» The problem: Take down each entry exactly as written.

» Source records:
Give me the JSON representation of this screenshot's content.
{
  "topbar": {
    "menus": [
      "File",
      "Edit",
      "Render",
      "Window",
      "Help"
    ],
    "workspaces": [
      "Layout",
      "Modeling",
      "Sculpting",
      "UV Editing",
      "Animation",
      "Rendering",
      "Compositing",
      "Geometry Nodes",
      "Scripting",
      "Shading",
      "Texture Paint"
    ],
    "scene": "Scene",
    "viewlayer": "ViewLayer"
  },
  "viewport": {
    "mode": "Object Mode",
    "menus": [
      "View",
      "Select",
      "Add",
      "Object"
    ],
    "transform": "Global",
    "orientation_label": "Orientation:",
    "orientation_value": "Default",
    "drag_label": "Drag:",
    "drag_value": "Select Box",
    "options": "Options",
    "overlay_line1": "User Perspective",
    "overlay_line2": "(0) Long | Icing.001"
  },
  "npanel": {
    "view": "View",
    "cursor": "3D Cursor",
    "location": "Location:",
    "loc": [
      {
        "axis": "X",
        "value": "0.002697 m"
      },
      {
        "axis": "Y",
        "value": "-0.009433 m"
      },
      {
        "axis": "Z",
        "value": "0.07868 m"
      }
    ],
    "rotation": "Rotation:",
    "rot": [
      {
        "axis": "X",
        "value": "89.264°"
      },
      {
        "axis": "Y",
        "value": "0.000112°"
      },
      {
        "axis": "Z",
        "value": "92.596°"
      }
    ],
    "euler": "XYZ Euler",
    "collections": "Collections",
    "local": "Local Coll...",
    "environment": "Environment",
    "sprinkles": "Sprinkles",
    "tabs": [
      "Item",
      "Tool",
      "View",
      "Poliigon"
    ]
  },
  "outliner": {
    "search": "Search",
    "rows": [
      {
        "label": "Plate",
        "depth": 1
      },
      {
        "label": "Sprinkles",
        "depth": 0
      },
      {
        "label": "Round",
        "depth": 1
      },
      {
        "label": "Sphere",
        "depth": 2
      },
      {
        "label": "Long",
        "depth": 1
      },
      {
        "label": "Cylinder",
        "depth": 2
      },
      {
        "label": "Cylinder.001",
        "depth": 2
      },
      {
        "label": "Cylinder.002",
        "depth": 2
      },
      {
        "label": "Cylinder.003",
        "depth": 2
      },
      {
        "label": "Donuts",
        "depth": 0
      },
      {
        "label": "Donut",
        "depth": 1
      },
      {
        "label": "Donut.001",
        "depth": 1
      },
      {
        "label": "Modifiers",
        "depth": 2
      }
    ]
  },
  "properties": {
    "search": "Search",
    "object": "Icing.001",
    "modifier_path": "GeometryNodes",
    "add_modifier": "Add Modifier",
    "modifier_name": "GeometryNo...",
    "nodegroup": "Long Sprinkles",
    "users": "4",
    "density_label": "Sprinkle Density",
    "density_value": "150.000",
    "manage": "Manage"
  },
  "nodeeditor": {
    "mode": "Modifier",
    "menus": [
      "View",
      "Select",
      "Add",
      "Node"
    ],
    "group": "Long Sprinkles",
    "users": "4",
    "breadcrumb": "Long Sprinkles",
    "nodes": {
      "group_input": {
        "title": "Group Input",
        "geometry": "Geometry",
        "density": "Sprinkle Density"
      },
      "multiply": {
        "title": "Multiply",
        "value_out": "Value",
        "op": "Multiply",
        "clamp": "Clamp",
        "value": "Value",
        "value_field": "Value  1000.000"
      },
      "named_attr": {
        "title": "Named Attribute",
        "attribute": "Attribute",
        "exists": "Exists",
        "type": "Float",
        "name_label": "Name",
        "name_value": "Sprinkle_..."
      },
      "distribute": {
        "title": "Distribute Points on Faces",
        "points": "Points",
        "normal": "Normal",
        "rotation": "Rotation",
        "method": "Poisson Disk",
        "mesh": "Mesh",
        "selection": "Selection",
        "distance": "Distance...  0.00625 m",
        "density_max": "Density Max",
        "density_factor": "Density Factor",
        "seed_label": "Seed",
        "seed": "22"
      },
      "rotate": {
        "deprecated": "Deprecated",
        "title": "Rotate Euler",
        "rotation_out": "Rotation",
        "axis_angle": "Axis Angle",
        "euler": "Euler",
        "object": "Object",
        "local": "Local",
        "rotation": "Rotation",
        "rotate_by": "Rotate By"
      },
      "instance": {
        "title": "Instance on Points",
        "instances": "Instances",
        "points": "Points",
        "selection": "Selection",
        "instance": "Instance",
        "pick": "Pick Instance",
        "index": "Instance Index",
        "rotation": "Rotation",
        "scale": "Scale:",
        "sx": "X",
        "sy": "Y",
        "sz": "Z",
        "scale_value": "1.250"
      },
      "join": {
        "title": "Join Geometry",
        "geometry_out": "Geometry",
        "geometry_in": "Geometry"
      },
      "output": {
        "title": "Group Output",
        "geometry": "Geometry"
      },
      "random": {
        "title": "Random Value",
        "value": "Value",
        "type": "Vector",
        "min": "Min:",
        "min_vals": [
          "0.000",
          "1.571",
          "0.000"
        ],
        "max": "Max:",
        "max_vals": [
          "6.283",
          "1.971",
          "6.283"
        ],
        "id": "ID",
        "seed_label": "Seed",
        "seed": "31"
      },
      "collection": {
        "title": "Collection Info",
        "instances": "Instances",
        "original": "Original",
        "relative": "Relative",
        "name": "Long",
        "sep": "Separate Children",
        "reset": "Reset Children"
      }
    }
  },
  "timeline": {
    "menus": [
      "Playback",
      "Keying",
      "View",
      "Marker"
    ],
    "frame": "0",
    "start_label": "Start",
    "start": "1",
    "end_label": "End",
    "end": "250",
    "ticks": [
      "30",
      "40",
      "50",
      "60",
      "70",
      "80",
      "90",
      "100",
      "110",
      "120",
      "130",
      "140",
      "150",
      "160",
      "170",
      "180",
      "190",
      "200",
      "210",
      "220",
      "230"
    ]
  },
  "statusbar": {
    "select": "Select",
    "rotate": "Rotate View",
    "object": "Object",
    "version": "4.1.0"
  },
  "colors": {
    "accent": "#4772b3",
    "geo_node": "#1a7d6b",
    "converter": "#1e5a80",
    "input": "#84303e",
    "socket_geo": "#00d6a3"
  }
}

» Exercise output:
Give me the JSON representation of this screenshot's content.
{
  "topbar": {
    "menus": [
      "File",
      "Edit",
      "Render",
      "Window",
      "Help"
    ],
    "workspaces": [
      "Layout",
      "Modeling",
      "Sculpting",
      "UV Editing",
      "Animation",
      "Rendering",
      "Compositing",
      "Geometry Nodes",
      "Scripting",
      "Shading",
      "Texture Paint"
    ],
    "scene": "Scene",
    "viewlayer": "ViewLayer"
  },
  "viewport": {
    "mode": "Object Mode",
    "menus": [
      "View",
      "Select",
      "Add",
      "Object"
    ],
    "transform": "Global",
    "orientation_label": "Orientation:",
    "orientation_value": "Default",
    "drag_label": "Drag:",
    "drag_value": "Select Box",
    "options": "Options",
    "overlay_line1": "User Perspective",
    "overlay_line2": "(0) Long | Icing.001"
  },
  "npanel": {
    "view": "View",
    "cursor": "3D Cursor",
    "location": "Location:",
    "loc": [
      {
        "axis": "X",
        "value": "0.002697 m"
      },
      {
        "axis": "Y",
        "value": "-0.009433 m"
      },
      {
        "axis": "Z",
        "value": "0.07868 m"
      }
    ],
    "rotation": "Rotation:",
    "rot": [
      {
        "axis": "X",
        "value": "89.264°"
      },
      {
        "axis": "Y",
        "value": "0.000112°"
      },
      {
        "axis": "Z",
        "value": "92.596°"
      }
    ],
    "euler": "XYZ Euler",
    "collections": "Collections",
    "local": "Local Coll...",
    "environment": "Environment",
    "sprinkles": "Sprinkles",
    "tabs": [
      "Item",
      "Tool",
      "View",
      "Poliigon"
    ]
  },
  "outliner": {
    "search": "Search",
    "rows": [
      {
        "label": "Plate",
        "depth": 1
      },
      {
        "label": "Sprinkles",
        "depth": 0
      },
      {
        "label": "Round",
        "depth": 1
      },
      {
        "label": "Sphere",
        "depth": 2
      },
      {
        "label": "Long",
        "depth": 1
      },
      {
        "label": "Cylinder",
        "depth": 2
      },
      {
        "label": "Cylinder.001",
        "depth": 2
      },
      {
        "label": "Cylinder.002",
        "depth": 2
      },
      {
        "label": "Cylinder.003",
        "depth": 2
      },
      {
        "label": "Donuts",
        "depth": 0
      },
      {
        "label": "Donut",
        "depth": 1
      },
      {
        "label": "Donut.001",
        "depth": 1
      },
      {
        "label": "Modifiers",
        "depth": 2
      }
    ]
  },
  "properties": {
    "search": "Search",
    "object": "Icing.001",
    "modifier_path": "GeometryNodes",
    "add_modifier": "Add Modifier",
    "modifier_name": "GeometryNo...",
    "nodegroup": "Long Sprinkles",
    "users": "4",
    "density_label": "Sprinkle Density",
    "density_value": "150.000",
    "manage": "Manage"
  },
  "nodeeditor": {
    "mode": "Modifier",
    "menus": [
      "View",
      "Select",
      "Add",
      "Node"
    ],
    "group": "Long Sprinkles",
    "users": "4",
    "breadcrumb": "Long Sprinkles",
    "nodes": {
      "group_input": {
        "title": "Group Input",
        "geometry": "Geometry",
        "density": "Sprinkle Density"
      },
      "multiply": {
        "title": "Multiply",
        "value_out": "Value",
        "op": "Multiply",
        "clamp": "Clamp",
        "value": "Value",
        "value_field": "Value  1000.000"
      },
      "named_attr": {
        "title": "Named Attribute",
        "attribute": "Attribute",
        "exists": "Exists",
        "type": "Float",
        "name_label": "Name",
        "name_value": "Sprinkle_..."
      },
      "distribute": {
        "title": "Distribute Points on Faces",
        "points": "Points",
        "normal": "Normal",
        "rotation": "Rotation",
        "method": "Poisson Disk",
        "mesh": "Mesh",
        "selection": "Selection",
        "distance": "Distance...  0.00625 m",
        "density_max": "Density Max",
        "density_factor": "Density Factor",
        "seed_label": "Seed",
        "seed": "22"
      },
      "rotate": {
        "deprecated": "Deprecated",
        "title": "Rotate Euler",
        "rotation_out": "Rotation",
        "axis_angle": "Axis Angle",
        "euler": "Euler",
        "object": "Object",
        "local": "Local",
        "rotation": "Rotation",
        "rotate_by": "Rotate By"
      },
      "instance": {
        "title": "Instance on Points",
        "instances": "Instances",
        "points": "Points",
        "selection": "Selection",
        "instance": "Instance",
        "pick": "Pick Instance",
        "index": "Instance Index",
        "rotation": "Rotation",
        "scale": "Scale:",
        "sx": "X",
        "sy": "Y",
        "sz": "Z",
        "scale_value": "1.250"
      },
      "join": {
        "title": "Join Geometry",
        "geometry_out": "Geometry",
        "geometry_in": "Geometry"
      },
      "output": {
        "title": "Group Output",
        "geometry": "Geometry"
      },
      "random": {
        "title": "Random Value",
        "value": "Value",
        "type": "Vector",
        "min": "Min:",
        "min_vals": [
          "0.000",
          "1.571",
          "0.000"
        ],
        "max": "Max:",
        "max_vals": [
          "6.283",
          "1.971",
          "6.283"
        ],
        "id": "ID",
        "seed_label": "Seed",
        "seed": "31"
      },
      "collection": {
        "title": "Collection Info",
        "instances": "Instances",
        "original": "Original",
        "relative": "Relative",
        "name": "Long",
        "sep": "Separate Children",
        "reset": "Reset Children"
      }
    }
  },
  "timeline": {
    "menus": [
      "Playback",
      "Keying",
      "View",
      "Marker"
    ],
    "frame": "0",
    "start_label": "Start",
    "start": "1",
    "end_label": "End",
    "end": "250",
    "ticks": [
      "30",
      "40",
      "50",
      "60",
      "70",
      "80",
      "90",
      "100",
      "110",
      "120",
      "130",
      "140",
      "150",
      "160",
      "170",
      "180",
      "190",
      "200",
      "210",
      "220",
      "230"
    ]
  },
  "statusbar": {
    "select": "Select",
    "rotate": "Rotate View",
    "object": "Object",
    "version": "4.1.0"
  },
  "colors": {
    "accent": "#4772b3",
    "geo_node": "#1a7d6b",
    "converter": "#1e5a80",
    "input": "#84303e",
    "socket_geo": "#00d6a3"
  }
}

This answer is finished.